TASK ITEM: Whichever lines of the entries hold the word "icon" should be identified and copied.

Items from a dataset:
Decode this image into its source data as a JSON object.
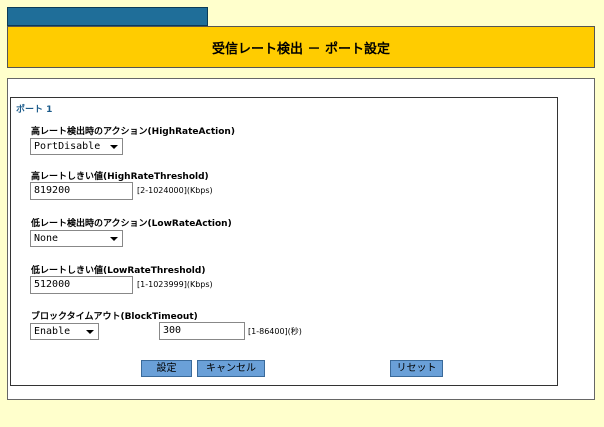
{
  "header": {
    "title": "受信レート検出 － ポート設定"
  },
  "port": {
    "title": "ポート 1",
    "high_action": {
      "label": "高レート検出時のアクション(HighRateAction)",
      "value": "PortDisable"
    },
    "high_threshold": {
      "label": "高レートしきい値(HighRateThreshold)",
      "value": "819200",
      "hint": "[2-1024000](Kbps)"
    },
    "low_action": {
      "label": "低レート検出時のアクション(LowRateAction)",
      "value": "None"
    },
    "low_threshold": {
      "label": "低レートしきい値(LowRateThreshold)",
      "value": "512000",
      "hint": "[1-1023999](Kbps)"
    },
    "block_timeout": {
      "label": "ブロックタイムアウト(BlockTimeout)",
      "select_value": "Enable",
      "value": "300",
      "hint": "[1-86400](秒)"
    }
  },
  "buttons": {
    "apply": "設定",
    "cancel": "キャンセル",
    "reset": "リセット"
  },
  "colors": {
    "title_bar": "#ffcc00",
    "tab": "#1f6e99",
    "button": "#6aa0d8",
    "background": "#ffffcc"
  }
}
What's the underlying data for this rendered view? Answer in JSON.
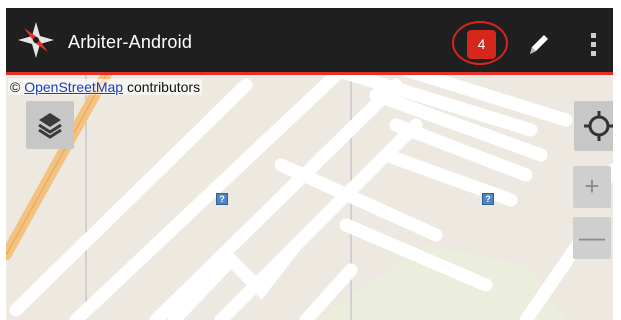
{
  "actionbar": {
    "title": "Arbiter-Android",
    "logo_icon": "compass-app-icon",
    "notification_count": "4",
    "edit_icon": "pencil-icon",
    "overflow_icon": "overflow-menu-icon",
    "accent_color": "#e53125",
    "badge_color": "#d6271d"
  },
  "map": {
    "attribution_link": "OpenStreetMap",
    "attribution_text": " contributors",
    "attribution_symbol": "©",
    "controls": {
      "layers_icon": "layers-icon",
      "locate_icon": "crosshair-icon",
      "zoom_in": "+",
      "zoom_out": "—"
    },
    "poi_marker": "?"
  }
}
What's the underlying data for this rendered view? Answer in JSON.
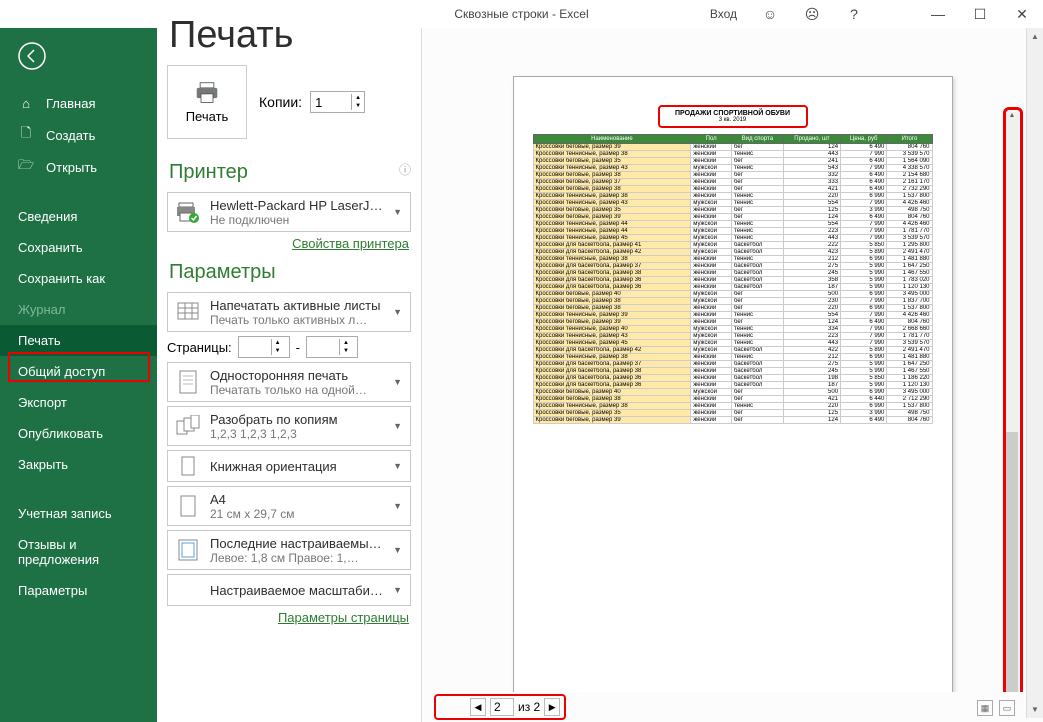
{
  "titlebar": {
    "title": "Сквозные строки - Excel",
    "login": "Вход"
  },
  "sidebar": {
    "home": "Главная",
    "new": "Создать",
    "open": "Открыть",
    "info": "Сведения",
    "save": "Сохранить",
    "saveas": "Сохранить как",
    "history": "Журнал",
    "print": "Печать",
    "share": "Общий доступ",
    "export": "Экспорт",
    "publish": "Опубликовать",
    "close": "Закрыть",
    "account": "Учетная запись",
    "feedback": "Отзывы и предложения",
    "options": "Параметры"
  },
  "page": {
    "title": "Печать"
  },
  "print": {
    "button": "Печать",
    "copies_label": "Копии:",
    "copies": "1"
  },
  "printer_section": "Принтер",
  "printer": {
    "name": "Hewlett-Packard HP LaserJe…",
    "status": "Не подключен",
    "props": "Свойства принтера"
  },
  "params_section": "Параметры",
  "active_sheets": {
    "l1": "Напечатать активные листы",
    "l2": "Печать только активных л…"
  },
  "pages": {
    "label": "Страницы:",
    "dash": "-"
  },
  "one_sided": {
    "l1": "Односторонняя печать",
    "l2": "Печатать только на одной…"
  },
  "collate": {
    "l1": "Разобрать по копиям",
    "l2": "1,2,3   1,2,3   1,2,3"
  },
  "orientation": {
    "l1": "Книжная ориентация"
  },
  "paper": {
    "l1": "A4",
    "l2": "21 см x 29,7 см"
  },
  "margins": {
    "l1": "Последние настраиваемы…",
    "l2": "Левое: 1,8 см  Правое: 1,…"
  },
  "scaling": {
    "l1": "Настраиваемое масштаби…"
  },
  "page_setup_link": "Параметры страницы",
  "preview": {
    "title": "ПРОДАЖИ СПОРТИВНОЙ ОБУВИ",
    "subtitle": "3 кв. 2019",
    "headers": [
      "Наименование",
      "Пол",
      "Вид спорта",
      "Продано, шт",
      "Цена, руб",
      "Итого"
    ],
    "rows": [
      [
        "Кроссовки беговые, размер 39",
        "женский",
        "бег",
        "124",
        "6 490",
        "804 760"
      ],
      [
        "Кроссовки теннисные, размер 38",
        "женский",
        "теннис",
        "443",
        "7 990",
        "3 539 570"
      ],
      [
        "Кроссовки беговые, размер 35",
        "женский",
        "бег",
        "241",
        "6 490",
        "1 564 090"
      ],
      [
        "Кроссовки теннисные, размер 43",
        "мужской",
        "теннис",
        "543",
        "7 990",
        "4 338 570"
      ],
      [
        "Кроссовки беговые, размер 38",
        "женский",
        "бег",
        "332",
        "6 490",
        "2 154 680"
      ],
      [
        "Кроссовки беговые, размер 37",
        "женский",
        "бег",
        "333",
        "6 490",
        "2 161 170"
      ],
      [
        "Кроссовки беговые, размер 38",
        "женский",
        "бег",
        "421",
        "6 490",
        "2 732 290"
      ],
      [
        "Кроссовки теннисные, размер 38",
        "женский",
        "теннис",
        "220",
        "6 990",
        "1 537 800"
      ],
      [
        "Кроссовки теннисные, размер 43",
        "мужской",
        "теннис",
        "554",
        "7 990",
        "4 426 460"
      ],
      [
        "Кроссовки беговые, размер 35",
        "женский",
        "бег",
        "125",
        "3 990",
        "498 750"
      ],
      [
        "Кроссовки беговые, размер 39",
        "женский",
        "бег",
        "124",
        "6 490",
        "804 760"
      ],
      [
        "Кроссовки теннисные, размер 44",
        "мужской",
        "теннис",
        "554",
        "7 990",
        "4 426 460"
      ],
      [
        "Кроссовки теннисные, размер 44",
        "мужской",
        "теннис",
        "223",
        "7 990",
        "1 781 770"
      ],
      [
        "Кроссовки теннисные, размер 45",
        "мужской",
        "теннис",
        "443",
        "7 990",
        "3 539 570"
      ],
      [
        "Кроссовки для баскетбола, размер 41",
        "мужской",
        "баскетбол",
        "222",
        "5 850",
        "1 295 800"
      ],
      [
        "Кроссовки для баскетбола, размер 42",
        "мужской",
        "баскетбол",
        "423",
        "5 890",
        "2 491 470"
      ],
      [
        "Кроссовки теннисные, размер 38",
        "женский",
        "теннис",
        "212",
        "6 990",
        "1 481 880"
      ],
      [
        "Кроссовки для баскетбола, размер 37",
        "женский",
        "баскетбол",
        "275",
        "5 990",
        "1 647 250"
      ],
      [
        "Кроссовки для баскетбола, размер 38",
        "женский",
        "баскетбол",
        "245",
        "5 990",
        "1 467 550"
      ],
      [
        "Кроссовки для баскетбола, размер 36",
        "женский",
        "баскетбол",
        "358",
        "5 990",
        "1 783 020"
      ],
      [
        "Кроссовки для баскетбола, размер 36",
        "женский",
        "баскетбол",
        "187",
        "5 990",
        "1 120 130"
      ],
      [
        "Кроссовки беговые, размер 40",
        "мужской",
        "бег",
        "500",
        "6 990",
        "3 495 000"
      ],
      [
        "Кроссовки беговые, размер 38",
        "мужской",
        "бег",
        "230",
        "7 990",
        "1 837 700"
      ],
      [
        "Кроссовки беговые, размер 38",
        "женский",
        "бег",
        "220",
        "6 990",
        "1 537 800"
      ],
      [
        "Кроссовки теннисные, размер 39",
        "женский",
        "теннис",
        "554",
        "7 990",
        "4 426 460"
      ],
      [
        "Кроссовки беговые, размер 39",
        "женский",
        "бег",
        "124",
        "6 490",
        "804 760"
      ],
      [
        "Кроссовки теннисные, размер 40",
        "мужской",
        "теннис",
        "334",
        "7 990",
        "2 668 660"
      ],
      [
        "Кроссовки теннисные, размер 43",
        "мужской",
        "теннис",
        "223",
        "7 990",
        "1 781 770"
      ],
      [
        "Кроссовки теннисные, размер 45",
        "мужской",
        "теннис",
        "443",
        "7 990",
        "3 539 570"
      ],
      [
        "Кроссовки для баскетбола, размер 42",
        "мужской",
        "баскетбол",
        "422",
        "5 890",
        "2 491 470"
      ],
      [
        "Кроссовки теннисные, размер 38",
        "женский",
        "теннис",
        "212",
        "6 990",
        "1 481 880"
      ],
      [
        "Кроссовки для баскетбола, размер 37",
        "женский",
        "баскетбол",
        "275",
        "5 990",
        "1 647 250"
      ],
      [
        "Кроссовки для баскетбола, размер 38",
        "женский",
        "баскетбол",
        "245",
        "5 990",
        "1 467 550"
      ],
      [
        "Кроссовки для баскетбола, размер 36",
        "женский",
        "баскетбол",
        "198",
        "5 850",
        "1 186 220"
      ],
      [
        "Кроссовки для баскетбола, размер 36",
        "женский",
        "баскетбол",
        "187",
        "5 990",
        "1 120 130"
      ],
      [
        "Кроссовки беговые, размер 40",
        "мужской",
        "бег",
        "500",
        "6 990",
        "3 495 000"
      ],
      [
        "Кроссовки беговые, размер 38",
        "женский",
        "бег",
        "421",
        "6 440",
        "2 712 290"
      ],
      [
        "Кроссовки теннисные, размер 38",
        "женский",
        "теннис",
        "220",
        "6 990",
        "1 537 800"
      ],
      [
        "Кроссовки беговые, размер 35",
        "женский",
        "бег",
        "125",
        "3 990",
        "498 750"
      ],
      [
        "Кроссовки беговые, размер 39",
        "женский",
        "бег",
        "124",
        "6 490",
        "804 760"
      ]
    ]
  },
  "footer": {
    "page": "2",
    "of": "из 2"
  }
}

COMPLETED EXERCISE:
    "logo_icon": "compass-app-icon",
    "edit_icon": "pencil-icon",
    "overflow_icon": "overflow-menu-icon",
      "layers_icon": "layers-icon",
      "locate_icon": "crosshair-icon",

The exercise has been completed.